- 18A: Mizuno Corporation headquarters (OSAKA). No, you're not expected to know this as a trivia factoid. Just to recognize "Hmm, Mizuno, that sounds Japanese," and plunk in a 5-letter Japanese city that works with the crossings.
- 19A: Sty resident? (SLOB). The question mark tells you it's not a literal pigsty, so it's not a BOAR.
- 38D: '50s TV scandal genre (QUIZ SHOW). Gotta love a fill answer that's long and contains both a Q and a Z.

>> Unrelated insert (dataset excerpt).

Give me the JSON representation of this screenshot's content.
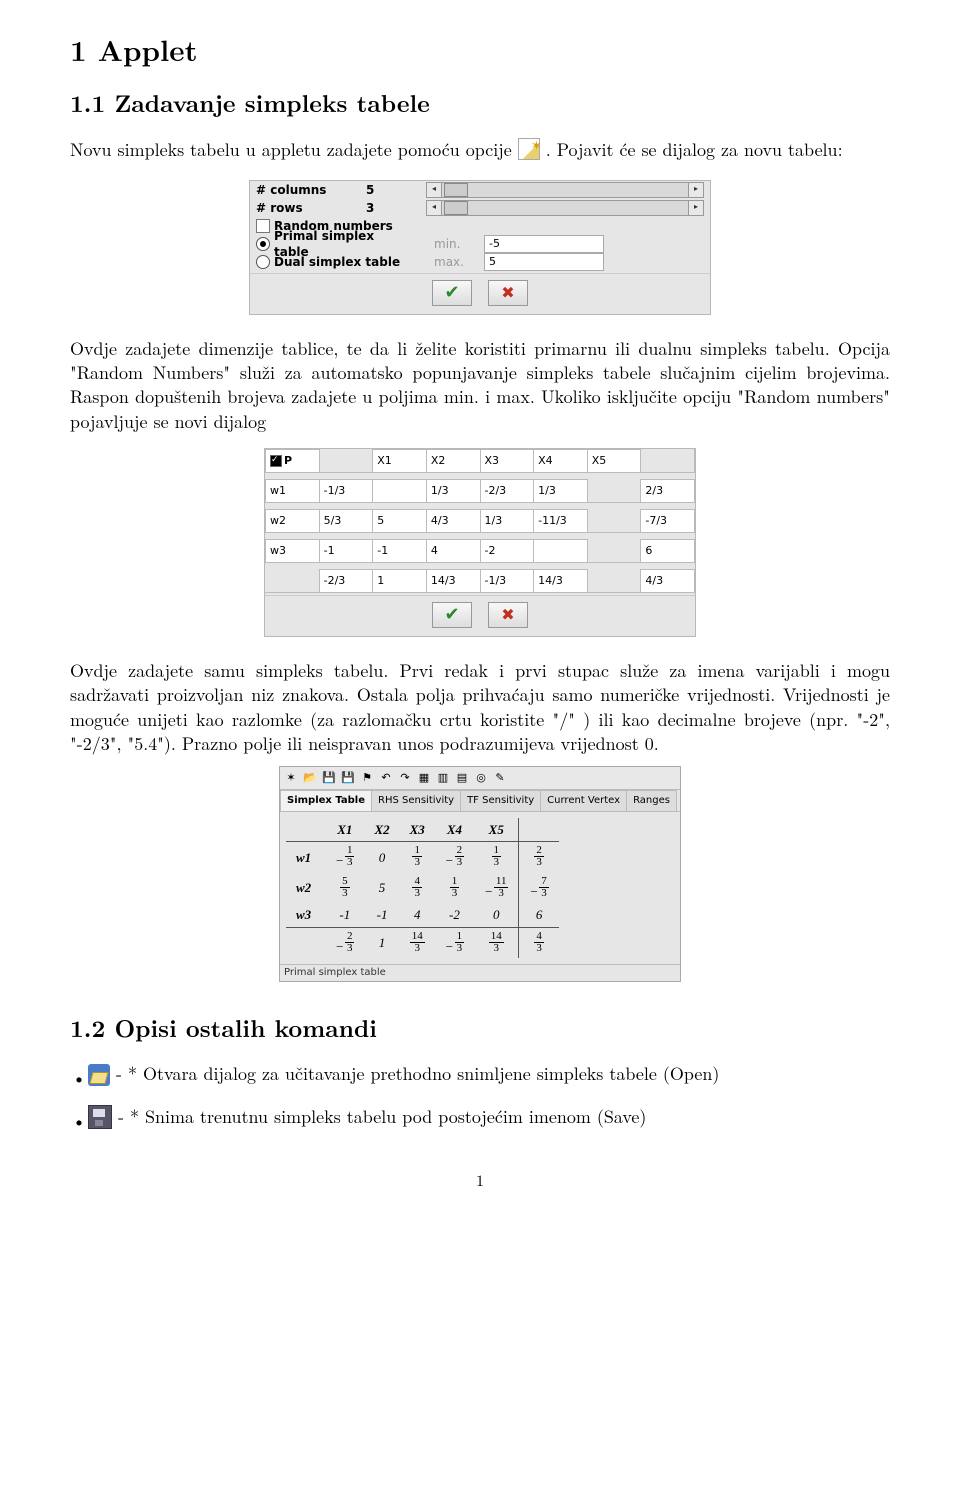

Crosswordese 101: ENIAC gets an unusual clue today: 15A: 1946 high-tech unveiling at the Univ. of Pennsylvania. If the answer is 5 letters and the clue is about an early, old, pioneering, giant computer from the '40s, ENIAC's your friend. However! If you have a 6-letter answer about a pioneering mainframe from 1951, UNIVAC is your friend. Sorry I don't have a mnemonic for remembering that they're not Uniac and Enivac. No, wait! ENIAC is CAINE backwards. Think of Michael Caine standing in front of a giant old mainframe. Being a 6-letter answer, UNIVAC shows up as filler much less often than ENIAC does. Astonishingly, a Google image search of michael caine computer turned up a photo to help us remember this.
See you Saturday, time-wasters!

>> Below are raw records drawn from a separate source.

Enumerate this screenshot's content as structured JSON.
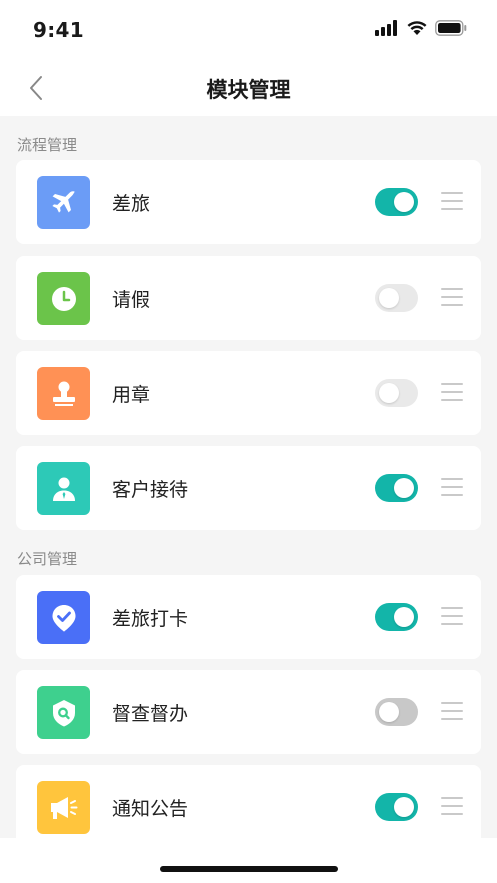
{
  "status_bar": {
    "time": "9:41"
  },
  "nav": {
    "title": "模块管理"
  },
  "sections": [
    {
      "label": "流程管理"
    },
    {
      "label": "公司管理"
    }
  ],
  "items": [
    {
      "label": "差旅",
      "enabled": true,
      "icon": "airplane-icon",
      "color": "#6b9cf6"
    },
    {
      "label": "请假",
      "enabled": false,
      "icon": "clock-icon",
      "color": "#6bc44a"
    },
    {
      "label": "用章",
      "enabled": false,
      "icon": "stamp-icon",
      "color": "#ff9155"
    },
    {
      "label": "客户接待",
      "enabled": true,
      "icon": "person-icon",
      "color": "#2dc9b7"
    },
    {
      "label": "差旅打卡",
      "enabled": true,
      "icon": "check-pin-icon",
      "color": "#4a6ff7"
    },
    {
      "label": "督查督办",
      "enabled": false,
      "icon": "shield-search-icon",
      "color": "#3ed08e"
    },
    {
      "label": "通知公告",
      "enabled": true,
      "icon": "megaphone-icon",
      "color": "#ffc53d"
    }
  ],
  "colors": {
    "toggle_on": "#13b5a9",
    "toggle_off": "#e9e9e9"
  }
}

Everything Else — 1A: Caesar's reproach (ET TU); 5A: Plays a trump card, in bridge (RUFFS); 10A: #2 (VEEP); 14A: Caution (WARN); 15A: 1946 high-tech unveiling at the Univ. of Pennsylvania (ENIAC); 16A: On Hollywood Blvd., say (IN L.A.); 17A: Way out (EXIT); 18A: Mizuno Corporation headquarters (OSAKA); 19A: Sty resident? (SLOB); 20A: Microprocessors (COMPUTER CHIPS); 23A: Poet Lowell (AMY); 25A: Tennyson's twilight (E'EN); 26A: Beginning (ONSET); 27A: Shipping thingies used as a filler (PACKING PEANUTS); 32A: Persian Gulf ship (OILER); 33A: Roll call response (HERE); 34A: Court response (PLEA); 35A: With 63-Across, this puzzle's theme (SNACK); 37A: Water color (AQUA); 41A: Grammy winner Braxton (TONI); 42A: Subjects for searching or saving (SOULS); 43A: Bits of user information created by Web sites (BROWSER COOKIES); 48A: "Me, too!" (SO AM I); 49A: Buddy List co. (AOL); 50A: Eastern discipline (ZEN); 51A: Contortionists (HUMAN PRETZELS); 56A: "Back __ hour": store sign (IN AN); 57A: Budapest-born conductor (SOLTI); 58A: "Good heavens!" ("OH MY!"); 61A: 15th century date (MCDI); 62A: Place for a bracelet (ANKLE); 63A: See 35-Across (FOOD); 64A: Wet expanses (SEAS); 65A: Shocking weapon (TASER); 66A: Rare bills (TWOS); 1D: Farm mom (EWE); 2D: It's based on purchase price (TAX); 3D: Scooter kin (TRICYCLE); 4D: "Do __ others ..." (UNTO); 5D: Get back in business (REOPEN); 6D: Like heroes who deserve more credit (UNSUNG); 7D: Italian automaker (FIAT); 8D: Counterfeit (FAKE); 9D: Fight memento (SCAR); 10D: Hindu god incarnated as Krishna (VISHNU); 11D: Join the Army (ENLIST); 12D: Runs off to wed (ELOPES); 13D: Beer with a blue ribbon logo (PABST); 21D: Subject of the play "Golda's Balcony" (MEIR); 22D: Ice cream holder (CONE); 23D: Per unit (A POP); 24D: E or G follower (MAIL); 28D: Mauna __ (KEA); 29D: "Why Can't I?" singer Liz (PHAIR); 30D: Common Market letters (EEC); 31D: Biblical refuge (ARK); 35D: "Mayday!" ("SOS!"); 36D: D.C.-to-Albany dir. (NNE); 37D: Just fine (AOK); 38D: '50s TV scandal genre (QUIZ SHOW); 39D: Title beekeeper played by Peter Fonda (ULEE); 40D: Part of PGA: Abbr. (ASSN.); 41D: Mattress size (TWIN); 42D: Step on it (SOLE); 43D: Dribble (BOUNCE); 44D: Holiday Inn rival (RAMADA); 45D: Muscat residents (OMANIS); 46D: Ranch roamers (CATTLE); 47D: More slime-like (OOZIER); 48D: Leveling wedges (SHIMS); 52D: Jr.'s exam (PSAT); 53D: First name in gossip (RONA); 54D: Fraternal group (ELKS); 55D: Room at the top (LOFT); 59D: 46-Down call (MOO); 60D: Gridiron gains: Abbr. (YDS.).